== TASK INPUTS ==
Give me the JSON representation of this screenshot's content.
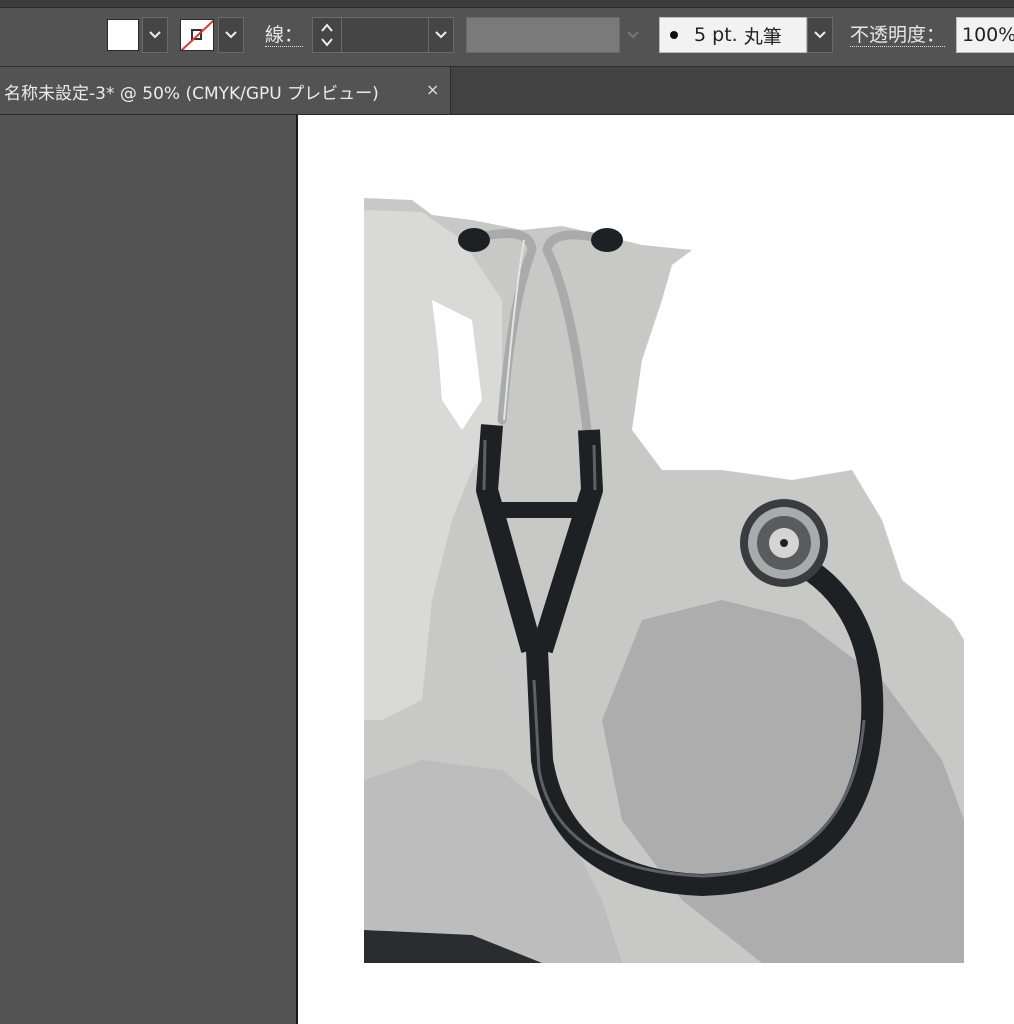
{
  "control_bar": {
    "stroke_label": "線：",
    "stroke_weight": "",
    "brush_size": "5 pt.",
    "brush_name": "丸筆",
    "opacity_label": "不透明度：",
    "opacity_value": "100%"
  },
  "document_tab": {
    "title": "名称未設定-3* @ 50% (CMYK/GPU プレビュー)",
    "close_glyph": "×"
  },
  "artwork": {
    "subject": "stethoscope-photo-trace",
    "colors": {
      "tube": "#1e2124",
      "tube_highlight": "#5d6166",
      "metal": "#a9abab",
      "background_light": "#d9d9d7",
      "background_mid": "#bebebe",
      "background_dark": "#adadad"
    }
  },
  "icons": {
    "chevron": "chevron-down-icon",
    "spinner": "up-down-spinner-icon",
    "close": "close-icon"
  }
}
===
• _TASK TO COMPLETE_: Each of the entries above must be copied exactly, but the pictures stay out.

• _TASK RESULT_:
Give me the JSON representation of this screenshot's content.
{
  "control_bar": {
    "stroke_label": "線：",
    "stroke_weight": "",
    "brush_size": "5 pt.",
    "brush_name": "丸筆",
    "opacity_label": "不透明度：",
    "opacity_value": "100%"
  },
  "document_tab": {
    "title": "名称未設定-3* @ 50% (CMYK/GPU プレビュー)",
    "close_glyph": "×"
  },
  "artwork": {
    "subject": "stethoscope-photo-trace",
    "colors": {
      "tube": "#1e2124",
      "tube_highlight": "#5d6166",
      "metal": "#a9abab",
      "background_light": "#d9d9d7",
      "background_mid": "#bebebe",
      "background_dark": "#adadad"
    }
  },
  "icons": {
    "chevron": "chevron-down-icon",
    "spinner": "up-down-spinner-icon",
    "close": "close-icon"
  }
}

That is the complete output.